> What you will do:
Check every line of the entries for "rocreg", and copy the lines that hold it.

Data records for software interfaces:

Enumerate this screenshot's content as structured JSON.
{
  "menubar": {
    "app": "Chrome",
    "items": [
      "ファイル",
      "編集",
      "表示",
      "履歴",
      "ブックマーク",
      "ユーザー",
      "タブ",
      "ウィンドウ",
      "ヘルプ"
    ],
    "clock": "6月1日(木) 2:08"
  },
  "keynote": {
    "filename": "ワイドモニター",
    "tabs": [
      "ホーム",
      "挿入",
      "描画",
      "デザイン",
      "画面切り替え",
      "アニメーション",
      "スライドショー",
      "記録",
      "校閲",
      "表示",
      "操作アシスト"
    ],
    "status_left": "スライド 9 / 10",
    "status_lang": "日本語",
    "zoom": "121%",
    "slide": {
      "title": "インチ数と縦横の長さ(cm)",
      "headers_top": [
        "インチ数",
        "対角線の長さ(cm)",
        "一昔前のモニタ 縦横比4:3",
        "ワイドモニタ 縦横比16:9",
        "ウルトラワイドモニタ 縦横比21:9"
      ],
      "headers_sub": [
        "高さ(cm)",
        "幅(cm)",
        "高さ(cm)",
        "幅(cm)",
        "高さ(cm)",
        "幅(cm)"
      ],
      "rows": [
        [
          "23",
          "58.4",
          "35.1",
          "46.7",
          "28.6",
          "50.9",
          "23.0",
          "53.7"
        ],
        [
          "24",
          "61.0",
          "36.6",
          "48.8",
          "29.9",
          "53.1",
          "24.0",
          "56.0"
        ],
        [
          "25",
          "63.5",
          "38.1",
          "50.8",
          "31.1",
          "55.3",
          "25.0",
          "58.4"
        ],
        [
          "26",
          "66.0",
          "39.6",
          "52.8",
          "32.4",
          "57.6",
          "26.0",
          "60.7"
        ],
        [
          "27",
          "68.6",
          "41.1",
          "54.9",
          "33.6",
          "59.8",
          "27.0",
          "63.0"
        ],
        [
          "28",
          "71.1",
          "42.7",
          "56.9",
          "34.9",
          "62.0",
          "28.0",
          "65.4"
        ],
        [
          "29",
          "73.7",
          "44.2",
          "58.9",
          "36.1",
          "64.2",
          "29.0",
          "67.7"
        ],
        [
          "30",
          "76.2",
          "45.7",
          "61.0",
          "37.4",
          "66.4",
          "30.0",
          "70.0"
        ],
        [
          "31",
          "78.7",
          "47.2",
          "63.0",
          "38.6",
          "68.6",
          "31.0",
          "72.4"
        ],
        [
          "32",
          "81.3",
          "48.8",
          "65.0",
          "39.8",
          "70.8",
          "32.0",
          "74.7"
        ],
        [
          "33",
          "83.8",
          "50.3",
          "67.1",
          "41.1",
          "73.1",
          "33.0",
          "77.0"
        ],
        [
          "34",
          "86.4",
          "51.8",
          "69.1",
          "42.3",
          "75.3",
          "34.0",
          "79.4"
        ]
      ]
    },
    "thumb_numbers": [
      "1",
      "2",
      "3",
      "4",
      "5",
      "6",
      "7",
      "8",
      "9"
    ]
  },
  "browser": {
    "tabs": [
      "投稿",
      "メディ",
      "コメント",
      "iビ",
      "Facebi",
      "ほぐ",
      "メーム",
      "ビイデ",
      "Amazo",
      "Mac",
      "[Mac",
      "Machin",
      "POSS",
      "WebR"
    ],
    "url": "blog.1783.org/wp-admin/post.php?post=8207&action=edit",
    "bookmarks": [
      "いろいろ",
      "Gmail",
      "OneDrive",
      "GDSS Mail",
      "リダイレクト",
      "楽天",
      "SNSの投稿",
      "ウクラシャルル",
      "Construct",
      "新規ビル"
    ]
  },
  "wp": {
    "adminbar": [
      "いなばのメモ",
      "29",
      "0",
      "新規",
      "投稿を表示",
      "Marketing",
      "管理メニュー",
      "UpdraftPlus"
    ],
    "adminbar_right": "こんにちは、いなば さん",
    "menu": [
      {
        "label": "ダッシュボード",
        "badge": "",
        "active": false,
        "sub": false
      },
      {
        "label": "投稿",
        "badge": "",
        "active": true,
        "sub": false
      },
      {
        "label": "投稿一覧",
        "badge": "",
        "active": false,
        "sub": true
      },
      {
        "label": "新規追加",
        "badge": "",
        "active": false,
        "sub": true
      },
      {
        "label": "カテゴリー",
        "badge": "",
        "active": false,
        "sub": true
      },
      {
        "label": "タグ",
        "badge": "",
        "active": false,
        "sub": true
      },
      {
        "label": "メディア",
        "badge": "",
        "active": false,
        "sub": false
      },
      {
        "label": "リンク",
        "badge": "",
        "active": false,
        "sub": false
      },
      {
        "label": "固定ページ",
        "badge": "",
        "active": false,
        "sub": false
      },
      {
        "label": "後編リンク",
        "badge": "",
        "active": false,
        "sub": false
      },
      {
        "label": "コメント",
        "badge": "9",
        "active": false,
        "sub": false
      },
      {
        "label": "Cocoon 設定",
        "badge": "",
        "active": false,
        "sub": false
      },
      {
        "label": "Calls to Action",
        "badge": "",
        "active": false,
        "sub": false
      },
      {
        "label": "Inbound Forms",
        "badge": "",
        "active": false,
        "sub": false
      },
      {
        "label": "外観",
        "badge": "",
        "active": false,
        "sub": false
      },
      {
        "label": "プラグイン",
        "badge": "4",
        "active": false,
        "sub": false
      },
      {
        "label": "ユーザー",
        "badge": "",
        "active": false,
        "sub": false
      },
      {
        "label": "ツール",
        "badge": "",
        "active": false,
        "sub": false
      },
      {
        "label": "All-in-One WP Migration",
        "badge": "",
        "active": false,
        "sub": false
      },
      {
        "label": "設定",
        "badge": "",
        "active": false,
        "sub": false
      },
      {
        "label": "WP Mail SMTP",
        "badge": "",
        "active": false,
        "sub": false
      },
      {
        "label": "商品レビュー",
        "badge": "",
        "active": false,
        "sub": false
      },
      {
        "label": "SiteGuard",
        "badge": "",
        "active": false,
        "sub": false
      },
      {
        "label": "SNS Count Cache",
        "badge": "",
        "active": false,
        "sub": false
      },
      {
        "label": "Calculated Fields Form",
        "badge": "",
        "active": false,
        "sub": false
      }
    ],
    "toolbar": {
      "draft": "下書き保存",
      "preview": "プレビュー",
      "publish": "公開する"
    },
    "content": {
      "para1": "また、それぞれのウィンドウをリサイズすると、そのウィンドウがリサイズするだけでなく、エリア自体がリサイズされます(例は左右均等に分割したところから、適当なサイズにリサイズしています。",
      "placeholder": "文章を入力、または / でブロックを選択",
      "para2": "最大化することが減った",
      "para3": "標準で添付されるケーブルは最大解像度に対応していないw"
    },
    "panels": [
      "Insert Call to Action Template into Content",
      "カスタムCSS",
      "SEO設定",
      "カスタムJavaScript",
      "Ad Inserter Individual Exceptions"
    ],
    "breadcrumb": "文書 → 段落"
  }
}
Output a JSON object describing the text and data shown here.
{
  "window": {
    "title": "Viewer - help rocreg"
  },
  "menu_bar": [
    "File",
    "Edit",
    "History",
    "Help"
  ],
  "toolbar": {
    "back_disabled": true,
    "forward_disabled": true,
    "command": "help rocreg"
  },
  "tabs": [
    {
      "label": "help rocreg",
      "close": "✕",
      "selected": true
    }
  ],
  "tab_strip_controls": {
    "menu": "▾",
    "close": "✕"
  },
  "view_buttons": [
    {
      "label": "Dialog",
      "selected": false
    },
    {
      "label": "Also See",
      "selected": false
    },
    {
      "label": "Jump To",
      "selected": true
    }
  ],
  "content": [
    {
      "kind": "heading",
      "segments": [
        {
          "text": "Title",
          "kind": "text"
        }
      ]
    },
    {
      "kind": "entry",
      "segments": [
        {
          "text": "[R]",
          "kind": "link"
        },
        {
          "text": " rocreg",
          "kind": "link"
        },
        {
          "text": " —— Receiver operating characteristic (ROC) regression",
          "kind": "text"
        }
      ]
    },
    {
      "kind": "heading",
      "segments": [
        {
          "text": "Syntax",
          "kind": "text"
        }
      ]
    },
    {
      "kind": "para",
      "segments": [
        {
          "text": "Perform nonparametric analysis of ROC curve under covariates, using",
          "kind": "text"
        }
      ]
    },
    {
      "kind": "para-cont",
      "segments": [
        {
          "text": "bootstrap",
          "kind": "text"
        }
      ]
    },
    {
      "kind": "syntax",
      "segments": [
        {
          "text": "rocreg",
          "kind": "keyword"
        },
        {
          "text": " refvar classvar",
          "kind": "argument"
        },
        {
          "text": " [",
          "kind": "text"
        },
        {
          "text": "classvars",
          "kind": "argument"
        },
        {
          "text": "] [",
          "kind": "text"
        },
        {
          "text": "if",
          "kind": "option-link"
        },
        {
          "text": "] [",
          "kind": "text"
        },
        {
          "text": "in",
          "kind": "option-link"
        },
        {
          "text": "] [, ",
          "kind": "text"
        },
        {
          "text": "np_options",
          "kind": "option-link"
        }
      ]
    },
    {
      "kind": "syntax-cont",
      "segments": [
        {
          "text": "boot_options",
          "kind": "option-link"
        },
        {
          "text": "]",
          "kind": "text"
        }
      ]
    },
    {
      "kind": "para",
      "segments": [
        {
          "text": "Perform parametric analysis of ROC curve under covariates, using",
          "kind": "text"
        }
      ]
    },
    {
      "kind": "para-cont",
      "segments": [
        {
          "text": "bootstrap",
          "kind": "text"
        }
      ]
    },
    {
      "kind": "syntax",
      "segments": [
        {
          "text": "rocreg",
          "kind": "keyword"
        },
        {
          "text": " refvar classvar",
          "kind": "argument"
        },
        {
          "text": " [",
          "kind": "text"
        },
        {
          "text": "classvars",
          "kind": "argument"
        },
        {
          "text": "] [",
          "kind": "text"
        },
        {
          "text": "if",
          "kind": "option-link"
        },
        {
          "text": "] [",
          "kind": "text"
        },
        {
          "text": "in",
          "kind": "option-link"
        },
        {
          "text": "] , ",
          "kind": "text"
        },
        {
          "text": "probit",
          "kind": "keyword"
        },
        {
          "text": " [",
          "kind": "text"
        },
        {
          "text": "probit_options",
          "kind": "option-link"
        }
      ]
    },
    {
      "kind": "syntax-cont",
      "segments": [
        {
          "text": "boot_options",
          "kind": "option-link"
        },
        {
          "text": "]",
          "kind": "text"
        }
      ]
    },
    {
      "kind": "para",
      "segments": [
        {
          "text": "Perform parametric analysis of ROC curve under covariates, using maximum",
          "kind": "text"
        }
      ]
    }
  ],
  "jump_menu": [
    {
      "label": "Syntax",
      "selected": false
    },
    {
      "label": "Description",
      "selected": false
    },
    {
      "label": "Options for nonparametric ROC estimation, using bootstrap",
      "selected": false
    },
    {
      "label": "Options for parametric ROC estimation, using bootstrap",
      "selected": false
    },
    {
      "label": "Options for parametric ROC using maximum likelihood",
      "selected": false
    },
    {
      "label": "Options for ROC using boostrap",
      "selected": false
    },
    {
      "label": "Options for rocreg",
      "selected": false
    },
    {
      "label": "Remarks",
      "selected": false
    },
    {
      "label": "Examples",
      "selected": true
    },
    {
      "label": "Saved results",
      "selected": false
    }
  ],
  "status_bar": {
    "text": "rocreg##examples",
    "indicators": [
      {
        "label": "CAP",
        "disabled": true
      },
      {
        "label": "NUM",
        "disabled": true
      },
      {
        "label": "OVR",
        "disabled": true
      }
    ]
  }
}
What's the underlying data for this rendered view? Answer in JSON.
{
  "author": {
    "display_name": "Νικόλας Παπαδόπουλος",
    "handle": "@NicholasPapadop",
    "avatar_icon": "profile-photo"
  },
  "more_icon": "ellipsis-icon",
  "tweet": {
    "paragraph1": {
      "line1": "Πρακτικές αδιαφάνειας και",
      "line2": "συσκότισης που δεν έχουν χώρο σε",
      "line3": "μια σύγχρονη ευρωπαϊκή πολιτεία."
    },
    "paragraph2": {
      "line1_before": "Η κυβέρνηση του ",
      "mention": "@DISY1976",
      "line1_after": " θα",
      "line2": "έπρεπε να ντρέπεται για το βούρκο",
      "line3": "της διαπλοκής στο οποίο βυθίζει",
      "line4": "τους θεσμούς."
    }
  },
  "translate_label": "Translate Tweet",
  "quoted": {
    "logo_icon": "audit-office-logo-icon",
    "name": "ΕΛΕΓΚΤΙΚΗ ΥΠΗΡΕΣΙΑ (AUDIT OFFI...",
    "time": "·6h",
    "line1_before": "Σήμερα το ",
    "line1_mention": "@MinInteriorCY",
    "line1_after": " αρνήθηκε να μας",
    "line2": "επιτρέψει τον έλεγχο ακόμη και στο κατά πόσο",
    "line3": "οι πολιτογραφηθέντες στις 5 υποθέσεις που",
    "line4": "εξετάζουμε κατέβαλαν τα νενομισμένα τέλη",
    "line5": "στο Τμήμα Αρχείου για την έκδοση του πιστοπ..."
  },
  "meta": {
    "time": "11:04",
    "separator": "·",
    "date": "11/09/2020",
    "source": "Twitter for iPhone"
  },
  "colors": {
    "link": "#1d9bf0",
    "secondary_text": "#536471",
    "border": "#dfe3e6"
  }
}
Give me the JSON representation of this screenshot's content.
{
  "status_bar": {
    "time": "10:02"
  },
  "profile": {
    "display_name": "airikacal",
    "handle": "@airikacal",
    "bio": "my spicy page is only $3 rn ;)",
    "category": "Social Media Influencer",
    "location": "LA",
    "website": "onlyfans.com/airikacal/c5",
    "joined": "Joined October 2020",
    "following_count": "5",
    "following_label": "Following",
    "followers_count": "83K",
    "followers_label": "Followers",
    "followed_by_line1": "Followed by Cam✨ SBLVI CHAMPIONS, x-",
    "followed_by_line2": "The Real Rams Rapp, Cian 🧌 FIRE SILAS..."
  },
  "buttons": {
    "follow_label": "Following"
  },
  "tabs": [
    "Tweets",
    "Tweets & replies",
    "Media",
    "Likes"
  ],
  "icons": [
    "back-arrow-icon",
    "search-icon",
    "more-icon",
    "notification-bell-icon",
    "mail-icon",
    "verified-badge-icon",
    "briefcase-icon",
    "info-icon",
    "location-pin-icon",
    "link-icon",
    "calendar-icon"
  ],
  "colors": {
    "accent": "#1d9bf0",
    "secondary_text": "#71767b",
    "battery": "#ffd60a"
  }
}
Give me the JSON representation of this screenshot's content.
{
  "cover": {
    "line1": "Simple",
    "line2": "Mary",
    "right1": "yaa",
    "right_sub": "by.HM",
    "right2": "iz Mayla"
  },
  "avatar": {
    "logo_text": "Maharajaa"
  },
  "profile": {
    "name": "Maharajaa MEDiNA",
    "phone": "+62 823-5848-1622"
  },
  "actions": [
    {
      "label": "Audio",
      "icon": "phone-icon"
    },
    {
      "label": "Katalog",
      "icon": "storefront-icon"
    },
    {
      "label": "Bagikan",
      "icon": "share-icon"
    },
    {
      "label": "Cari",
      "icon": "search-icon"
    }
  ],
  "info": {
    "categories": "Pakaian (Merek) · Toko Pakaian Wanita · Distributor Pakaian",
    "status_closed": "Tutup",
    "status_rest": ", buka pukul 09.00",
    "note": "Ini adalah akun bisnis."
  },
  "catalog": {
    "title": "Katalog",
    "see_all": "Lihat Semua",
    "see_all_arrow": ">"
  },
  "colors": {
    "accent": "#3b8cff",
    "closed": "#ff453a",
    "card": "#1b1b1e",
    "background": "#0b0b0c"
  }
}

> Task response:
    "title": "Viewer - help rocreg"
    "command": "help rocreg"
      "label": "help rocreg",
          "text": " rocreg",
          "text": "rocreg",
          "text": "rocreg",
      "label": "Options for rocreg",
    "text": "rocreg##examples",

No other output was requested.